For many people issues of human rights, social justice and counter-terrorism legislation are issues that might occasionally arise but don’t pervade their life. For Mark Rix these issues are the focus of much of his research, research which given the current political and social landscape post 9/11 seems all too relevant.
Mark Rix is a senior lecturer at The Sydney Business School and the University of Wollongong. Despite his work in the business school, much of his research focuses on the legalities of human rights and terrorism laws in both Australia and abroad. This interest he claims stems from his early work on the Management committee at the Illawarra legal center, this is where he began “Researching into Justice and the role of the community legal sector”. This though was just the beginning of Mark’s research, as from here he delved into counter-terrorism measures, how this impedes on human rights and how often in the face of a terrorist threat, or supposed threat our laws become arbitrary.
Many of Mark’s papers propose different measures, that he and at times other academics believe should be taken. In our interview he expressed a desire to see lawmakers tackle terrorism as a social problem, stating terrorism laws are based on “to much deterrence, to much prevention and not enough focus on justice.” He often cites the case of Mohamed Haneef as a prime example of too much, and un-just prevention.
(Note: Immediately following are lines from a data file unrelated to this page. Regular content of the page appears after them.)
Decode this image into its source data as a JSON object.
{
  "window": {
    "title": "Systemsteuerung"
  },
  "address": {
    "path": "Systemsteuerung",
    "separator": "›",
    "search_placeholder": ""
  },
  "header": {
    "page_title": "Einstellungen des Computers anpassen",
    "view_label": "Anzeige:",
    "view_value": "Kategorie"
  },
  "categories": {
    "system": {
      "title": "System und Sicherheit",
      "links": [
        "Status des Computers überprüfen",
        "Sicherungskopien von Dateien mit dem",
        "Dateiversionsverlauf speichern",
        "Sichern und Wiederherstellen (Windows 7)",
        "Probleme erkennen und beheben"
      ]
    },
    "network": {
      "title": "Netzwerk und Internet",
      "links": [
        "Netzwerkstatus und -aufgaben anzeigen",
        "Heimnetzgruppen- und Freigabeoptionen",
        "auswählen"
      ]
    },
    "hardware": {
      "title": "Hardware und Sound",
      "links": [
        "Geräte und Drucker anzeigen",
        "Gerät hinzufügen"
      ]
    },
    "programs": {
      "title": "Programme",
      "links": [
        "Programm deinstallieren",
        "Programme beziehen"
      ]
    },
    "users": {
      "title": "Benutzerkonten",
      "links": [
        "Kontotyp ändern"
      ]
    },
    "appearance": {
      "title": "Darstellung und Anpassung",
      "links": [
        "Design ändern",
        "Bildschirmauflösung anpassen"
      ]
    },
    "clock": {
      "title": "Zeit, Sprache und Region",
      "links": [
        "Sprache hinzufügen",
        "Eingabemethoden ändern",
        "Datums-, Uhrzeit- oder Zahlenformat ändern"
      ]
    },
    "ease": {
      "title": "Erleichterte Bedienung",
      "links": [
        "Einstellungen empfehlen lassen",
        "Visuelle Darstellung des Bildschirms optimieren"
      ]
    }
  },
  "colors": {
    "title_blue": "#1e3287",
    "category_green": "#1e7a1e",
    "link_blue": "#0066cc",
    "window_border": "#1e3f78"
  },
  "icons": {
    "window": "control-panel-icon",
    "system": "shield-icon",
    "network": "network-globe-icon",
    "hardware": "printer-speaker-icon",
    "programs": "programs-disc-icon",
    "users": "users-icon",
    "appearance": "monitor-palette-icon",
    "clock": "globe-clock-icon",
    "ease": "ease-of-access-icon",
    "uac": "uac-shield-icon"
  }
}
The question of how necessary counter-terrorism laws are is always the point of conjecture, with no one conclusive answer. Rix admits that there is a need for counter-terrorism measures but is dubious about the implications on human rights and the secrecy involved in intelligence gathering. Mark himself stated governments need “more transparency and accountability”, stating that the two “go together”. Given the recent Australia Indonesia spying debacle one could see merit in what Mark says about transparency and accountability. Whilst the question of how much transparency is needed is still something Mark is unsure of, he is certain that at present Australia and many other nations don’t have enough transparency in it’s intelligence gathering operations. To sum up this sentiment Mark stated, “It comes down to how much secrecy do we need and if there is so much secrecy how can we ever make a judgment”.
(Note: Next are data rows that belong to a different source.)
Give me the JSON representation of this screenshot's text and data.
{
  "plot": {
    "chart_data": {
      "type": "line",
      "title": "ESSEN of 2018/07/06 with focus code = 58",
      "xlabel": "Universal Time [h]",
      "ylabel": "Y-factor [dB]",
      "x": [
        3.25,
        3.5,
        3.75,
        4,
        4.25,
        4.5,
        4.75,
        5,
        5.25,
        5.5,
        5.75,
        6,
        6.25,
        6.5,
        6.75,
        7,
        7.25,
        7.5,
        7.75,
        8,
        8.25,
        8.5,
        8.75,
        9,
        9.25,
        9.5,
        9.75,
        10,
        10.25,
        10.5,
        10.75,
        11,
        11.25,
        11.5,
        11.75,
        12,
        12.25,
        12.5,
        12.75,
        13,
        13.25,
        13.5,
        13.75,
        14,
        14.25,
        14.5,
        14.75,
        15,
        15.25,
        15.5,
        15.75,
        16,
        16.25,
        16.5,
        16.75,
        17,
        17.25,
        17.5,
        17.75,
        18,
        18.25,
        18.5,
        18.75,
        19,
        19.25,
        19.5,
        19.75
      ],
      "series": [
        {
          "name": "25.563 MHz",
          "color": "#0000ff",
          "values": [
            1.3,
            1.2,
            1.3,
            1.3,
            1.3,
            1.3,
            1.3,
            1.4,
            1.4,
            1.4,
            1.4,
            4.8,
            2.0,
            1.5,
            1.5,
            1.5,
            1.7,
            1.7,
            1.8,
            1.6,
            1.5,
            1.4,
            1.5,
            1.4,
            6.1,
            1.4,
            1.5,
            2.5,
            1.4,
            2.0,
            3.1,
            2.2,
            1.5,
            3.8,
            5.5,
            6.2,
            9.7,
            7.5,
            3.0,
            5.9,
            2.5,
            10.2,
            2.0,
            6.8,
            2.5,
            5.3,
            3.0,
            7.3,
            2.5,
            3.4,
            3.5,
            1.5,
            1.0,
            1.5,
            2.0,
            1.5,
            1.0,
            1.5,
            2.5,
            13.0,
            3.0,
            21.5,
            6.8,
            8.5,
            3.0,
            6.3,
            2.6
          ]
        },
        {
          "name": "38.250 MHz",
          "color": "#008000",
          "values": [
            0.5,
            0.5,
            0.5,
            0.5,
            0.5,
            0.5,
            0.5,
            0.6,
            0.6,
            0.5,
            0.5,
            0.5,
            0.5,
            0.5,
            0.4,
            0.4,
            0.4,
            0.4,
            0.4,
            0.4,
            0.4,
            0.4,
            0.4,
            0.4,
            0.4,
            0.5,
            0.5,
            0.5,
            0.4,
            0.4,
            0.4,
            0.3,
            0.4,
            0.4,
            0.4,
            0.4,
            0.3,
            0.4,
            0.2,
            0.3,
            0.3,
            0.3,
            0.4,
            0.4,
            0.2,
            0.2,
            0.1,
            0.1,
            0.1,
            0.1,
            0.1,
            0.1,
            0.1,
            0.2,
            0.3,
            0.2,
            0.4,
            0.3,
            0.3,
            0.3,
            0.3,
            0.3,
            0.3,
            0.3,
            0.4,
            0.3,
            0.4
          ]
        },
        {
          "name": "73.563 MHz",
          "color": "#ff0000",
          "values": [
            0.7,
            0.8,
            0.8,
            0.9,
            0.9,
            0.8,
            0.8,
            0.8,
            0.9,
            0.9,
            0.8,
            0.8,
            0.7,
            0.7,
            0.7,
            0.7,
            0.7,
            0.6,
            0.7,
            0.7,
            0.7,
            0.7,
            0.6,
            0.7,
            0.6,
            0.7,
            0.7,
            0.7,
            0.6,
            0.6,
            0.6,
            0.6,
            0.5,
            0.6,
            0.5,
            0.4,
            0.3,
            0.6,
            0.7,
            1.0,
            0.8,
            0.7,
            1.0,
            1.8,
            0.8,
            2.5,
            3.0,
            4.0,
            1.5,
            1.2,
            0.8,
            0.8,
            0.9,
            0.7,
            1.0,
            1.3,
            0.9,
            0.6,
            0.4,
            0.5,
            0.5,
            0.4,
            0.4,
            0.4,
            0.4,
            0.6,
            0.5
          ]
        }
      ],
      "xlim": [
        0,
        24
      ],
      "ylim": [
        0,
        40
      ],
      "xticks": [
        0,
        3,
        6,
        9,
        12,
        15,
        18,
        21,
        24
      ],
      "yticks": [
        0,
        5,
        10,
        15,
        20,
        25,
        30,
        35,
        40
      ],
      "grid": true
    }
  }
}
Mark is also an advocate of human rights, something that is often touched upon in his articles. He believes that Australia having never adopted a Bill of Rights is at odds with human rights, however he does admit that often even in a country such as America where there is a Bill of Rights it is often overlooked. Whilst often legislation created in the wake of 9/11 in Australia, such as a Witness Non-disclosure statement, is often not used Mark believes the problem is more that “the legislation is there and can be used”.
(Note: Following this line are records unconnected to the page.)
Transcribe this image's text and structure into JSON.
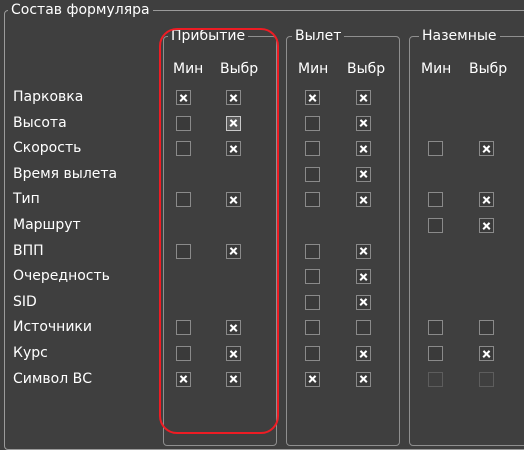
{
  "form_title": "Состав формуляра",
  "groups": [
    {
      "id": "arrival",
      "title": "Прибытие",
      "col_min": "Мин",
      "col_sel": "Выбр"
    },
    {
      "id": "departure",
      "title": "Вылет",
      "col_min": "Мин",
      "col_sel": "Выбр"
    },
    {
      "id": "ground",
      "title": "Наземные",
      "col_min": "Мин",
      "col_sel": "Выбр"
    }
  ],
  "rows": [
    {
      "label": "Парковка",
      "arrival": [
        "on",
        "on"
      ],
      "departure": [
        "on",
        "on"
      ],
      "ground": [
        null,
        null
      ]
    },
    {
      "label": "Высота",
      "arrival": [
        "off",
        "mixed"
      ],
      "departure": [
        "off",
        "on"
      ],
      "ground": [
        null,
        null
      ]
    },
    {
      "label": "Скорость",
      "arrival": [
        "off",
        "on"
      ],
      "departure": [
        "off",
        "on"
      ],
      "ground": [
        "off",
        "on"
      ]
    },
    {
      "label": "Время вылета",
      "arrival": [
        null,
        null
      ],
      "departure": [
        "off",
        "on"
      ],
      "ground": [
        null,
        null
      ]
    },
    {
      "label": "Тип",
      "arrival": [
        "off",
        "on"
      ],
      "departure": [
        "off",
        "on"
      ],
      "ground": [
        "off",
        "on"
      ]
    },
    {
      "label": "Маршрут",
      "arrival": [
        null,
        null
      ],
      "departure": [
        null,
        null
      ],
      "ground": [
        "off",
        "on"
      ]
    },
    {
      "label": "ВПП",
      "arrival": [
        "off",
        "on"
      ],
      "departure": [
        "off",
        "on"
      ],
      "ground": [
        null,
        null
      ]
    },
    {
      "label": "Очередность",
      "arrival": [
        null,
        null
      ],
      "departure": [
        "off",
        "on"
      ],
      "ground": [
        null,
        null
      ]
    },
    {
      "label": "SID",
      "arrival": [
        null,
        null
      ],
      "departure": [
        "off",
        "on"
      ],
      "ground": [
        null,
        null
      ]
    },
    {
      "label": "Источники",
      "arrival": [
        "off",
        "on"
      ],
      "departure": [
        "off",
        "off"
      ],
      "ground": [
        "off",
        "off"
      ]
    },
    {
      "label": "Курс",
      "arrival": [
        "off",
        "on"
      ],
      "departure": [
        "off",
        "on"
      ],
      "ground": [
        "off",
        "on"
      ]
    },
    {
      "label": "Символ ВС",
      "arrival": [
        "on",
        "on"
      ],
      "departure": [
        "on",
        "on"
      ],
      "ground": [
        "disabled",
        "disabled"
      ]
    }
  ],
  "annotation": {
    "color": "#ee1c24",
    "shape": "rounded-rectangle",
    "target": "arrival"
  }
}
Mark Rix’s research certainly bears relevance to the issues of the day and should be considered very authoritative. There are still many questions regarding the balance of human rights and counter terrorism, but Mark still doesn’t believe the right balance has been struck. Maybe in time his ideal of more transparency and accountability will become a reality of policy making.